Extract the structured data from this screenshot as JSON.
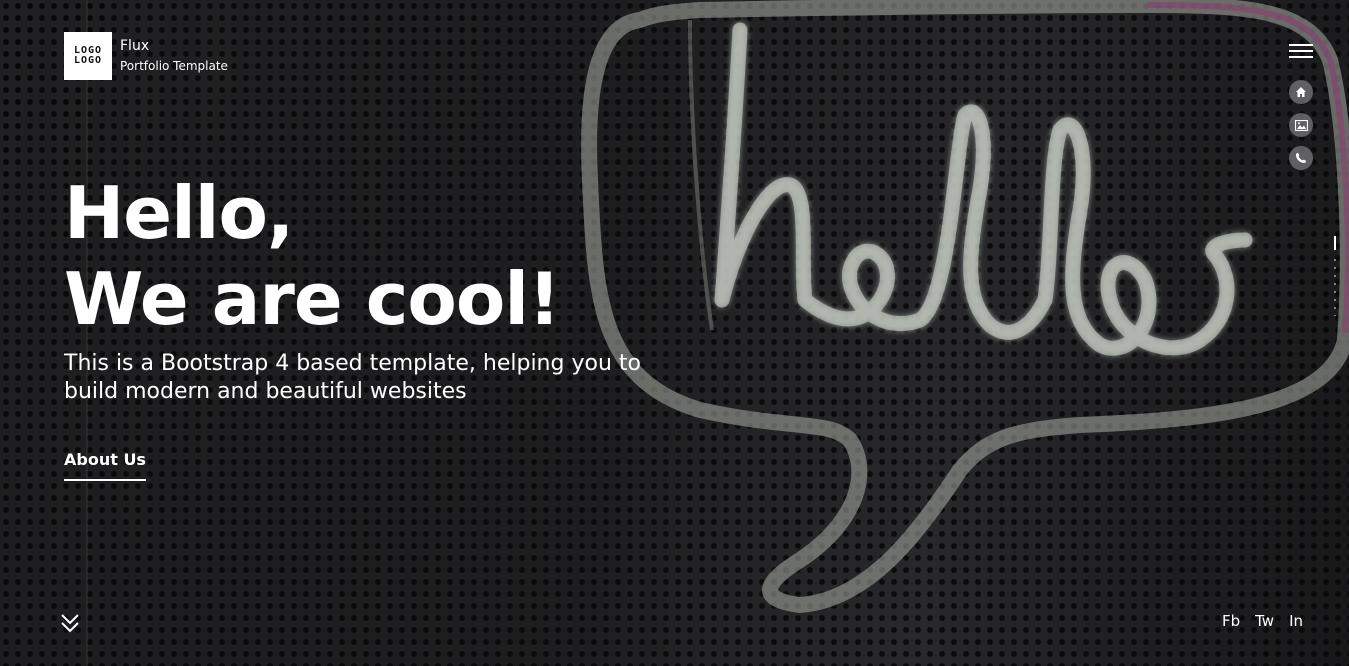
{
  "brand": {
    "logo_line1": "LOGO",
    "logo_line2": "LOGO",
    "name": "Flux",
    "tagline": "Portfolio Template"
  },
  "nav": {
    "menu_icon": "hamburger-icon",
    "items": [
      {
        "icon": "home-icon"
      },
      {
        "icon": "image-icon"
      },
      {
        "icon": "phone-icon"
      }
    ]
  },
  "hero": {
    "headline_line1": "Hello,",
    "headline_line2": "We are cool!",
    "lead": "This is a Bootstrap 4 based template, helping you to build modern and beautiful websites",
    "cta_label": "About Us",
    "scroll_icon": "chevron-double-down-icon",
    "background_neon_text": "hello"
  },
  "social": {
    "fb": "Fb",
    "tw": "Tw",
    "in": "In"
  },
  "colors": {
    "background": "#232325",
    "text": "#ffffff",
    "neon_tube": "#c9cec6",
    "neon_pink": "#8c3a6e"
  }
}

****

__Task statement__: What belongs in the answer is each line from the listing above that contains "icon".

__Answer to this task__:
    "menu_icon": "hamburger-icon",
        "icon": "home-icon"
        "icon": "image-icon"
        "icon": "phone-icon"
    "scroll_icon": "chevron-double-down-icon",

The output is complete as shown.